During the last few years right wing politicians have increasingly applied the formula of Majoritarianism to attain power in constitutional democracies with great success.
Majoritarianism is a political philosophy with an agenda to assert the power of majority of the population to entitle it a certain degree of primacy in society, and the right to make decisions that affect the whole society.
These politicians assert the race, religion or language card of the majority at the expense of minorities to divide the society into us and them, thereby attracting a large swath of electoral votes from the majority community to gain power and remain in power.
During this scenario the minorities are rendered as second class citizens and demonised in order to undermine their fundamental rights enshrined in the constitution and their human rights through international conventions and agreements.
In extreme cases, attempts are made to eliminate them such as the classical case in Nazi Germany and recently in Bosnia where minorities were eliminated through mass murders.

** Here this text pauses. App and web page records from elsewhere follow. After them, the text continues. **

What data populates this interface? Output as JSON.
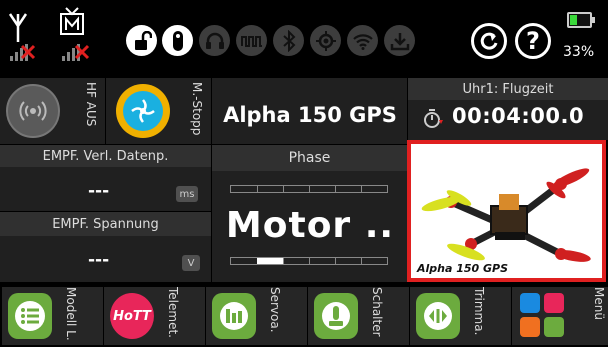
{
  "statusbar": {
    "battery_pct": "33%",
    "battery_level": 0.33,
    "icons": [
      "antenna-icon",
      "tv-receiver-icon",
      "unlock-icon",
      "info-icon",
      "headphones-icon",
      "servo-pulse-icon",
      "bluetooth-icon",
      "gps-icon",
      "wifi-icon",
      "download-icon",
      "reset-icon",
      "help-icon"
    ]
  },
  "row1": {
    "hf_label": "HF AUS",
    "motor_stop_label": "M.-Stopp",
    "model_name": "Alpha 150 GPS",
    "timer_label": "Uhr1: Flugzeit",
    "timer_value": "00:04:00.0"
  },
  "telemetry": {
    "loss_label": "EMPF. Verl. Datenp.",
    "loss_value": "---",
    "loss_unit": "ms",
    "voltage_label": "EMPF. Spannung",
    "voltage_value": "---",
    "voltage_unit": "V"
  },
  "phase": {
    "label": "Phase",
    "value": "Motor .."
  },
  "model_image": {
    "caption": "Alpha 150 GPS"
  },
  "bottombar": {
    "items": [
      {
        "label": "Modell L.",
        "icon": "list-icon"
      },
      {
        "label": "Telemet.",
        "icon": "hott-logo-icon"
      },
      {
        "label": "Servoa.",
        "icon": "servo-monitor-icon"
      },
      {
        "label": "Schalter",
        "icon": "switch-icon"
      },
      {
        "label": "Trimma.",
        "icon": "trim-icon"
      },
      {
        "label": "Menü",
        "icon": "menu-grid-icon"
      }
    ]
  },
  "colors": {
    "accent_red": "#e02020",
    "green": "#6cab3e",
    "hott_red": "#e8265a",
    "battery_green": "#3bd93b"
  }
}
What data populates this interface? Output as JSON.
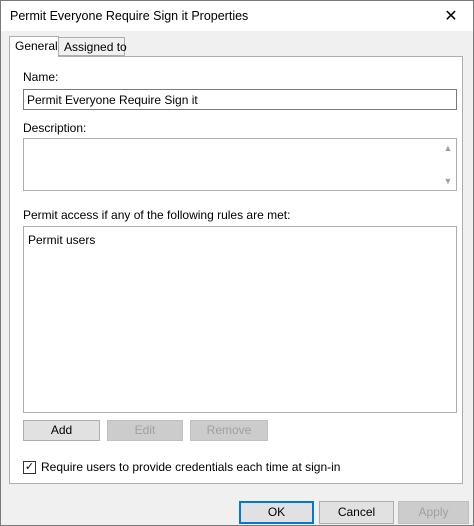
{
  "window": {
    "title": "Permit Everyone Require Sign it Properties",
    "close_glyph": "✕"
  },
  "tabs": [
    {
      "label": "General",
      "active": true
    },
    {
      "label": "Assigned to",
      "active": false
    }
  ],
  "general": {
    "name_label": "Name:",
    "name_value": "Permit Everyone Require Sign it",
    "description_label": "Description:",
    "description_value": "",
    "rules_label": "Permit access if any of the following rules are met:",
    "rules": [
      "Permit users"
    ],
    "add_label": "Add",
    "edit_label": "Edit",
    "remove_label": "Remove",
    "require_credentials_label": "Require users to provide credentials each time at sign-in",
    "require_credentials_checked": true
  },
  "footer": {
    "ok_label": "OK",
    "cancel_label": "Cancel",
    "apply_label": "Apply"
  },
  "icons": {
    "scroll_up": "▲",
    "scroll_down": "▼",
    "check": "✓"
  },
  "colors": {
    "focus_border": "#0078d7",
    "disabled_text": "#a0a0a0"
  }
}
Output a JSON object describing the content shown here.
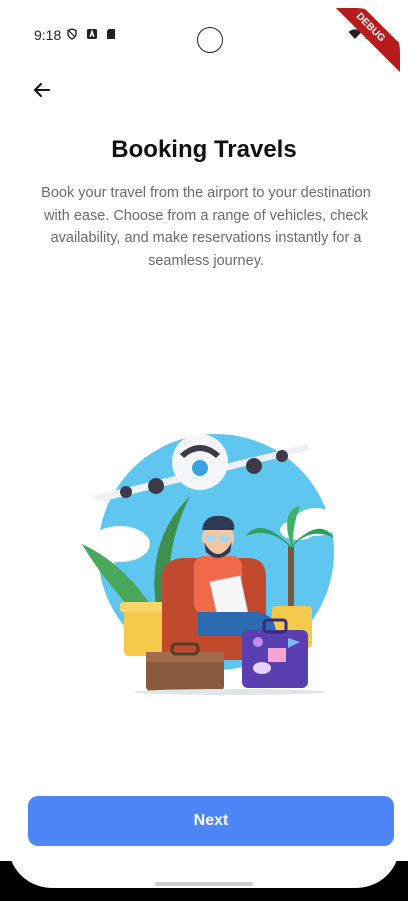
{
  "status_bar": {
    "time": "9:18",
    "icons": [
      "shield-icon",
      "a-icon",
      "sd-card-icon",
      "wifi-icon",
      "signal-icon",
      "battery-icon"
    ],
    "debug_label": "DEBUG"
  },
  "header": {
    "back_icon": "arrow-left-icon"
  },
  "main": {
    "title": "Booking Travels",
    "description": "Book your travel from the airport to your destination with ease. Choose from a range of vehicles, check availability, and make reservations instantly for a seamless journey."
  },
  "footer": {
    "next_label": "Next"
  },
  "colors": {
    "primary": "#4f86f7",
    "title": "#111111",
    "body_text": "#6b6b6b",
    "sky": "#5fc6ef"
  }
}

Donald Trump in the US, Narendra Modi in India, Benjamin Netanyahu in Israel are the most glaring example of right-wing politicians who have successfully utilised the philosophy of Majoritarianism within democracies to gain and remain in power.
To some extent Boris Johnson in UK and Scott Morrison in Australia surprisingly attained electoral success benefiting from the use of Majoritarianist slogans.
However, in true constitutional democracy the majority should not be allowed to exclude minorities from participation in the democratic process and should safeguard their fundamental rights.
Although freedom of speech is one of the fundamental values in a democracy, checks and balances must be legislated in order for politicians and others in influential positions to refrain from hate speech and demonisation and vilification of minority communities.
Freedom of speech must be exercised in a responsible way and politicians should not target minorities for cheap electoral gains.
Hate speech leads to violence as we have witnessed it last year in Christchurch on Friday 15 March and later in other places.
The golden values of true democracy including the safeguarding of the fundamental rights of all its citizens equally can only bring about harmony in our society and peace in our life.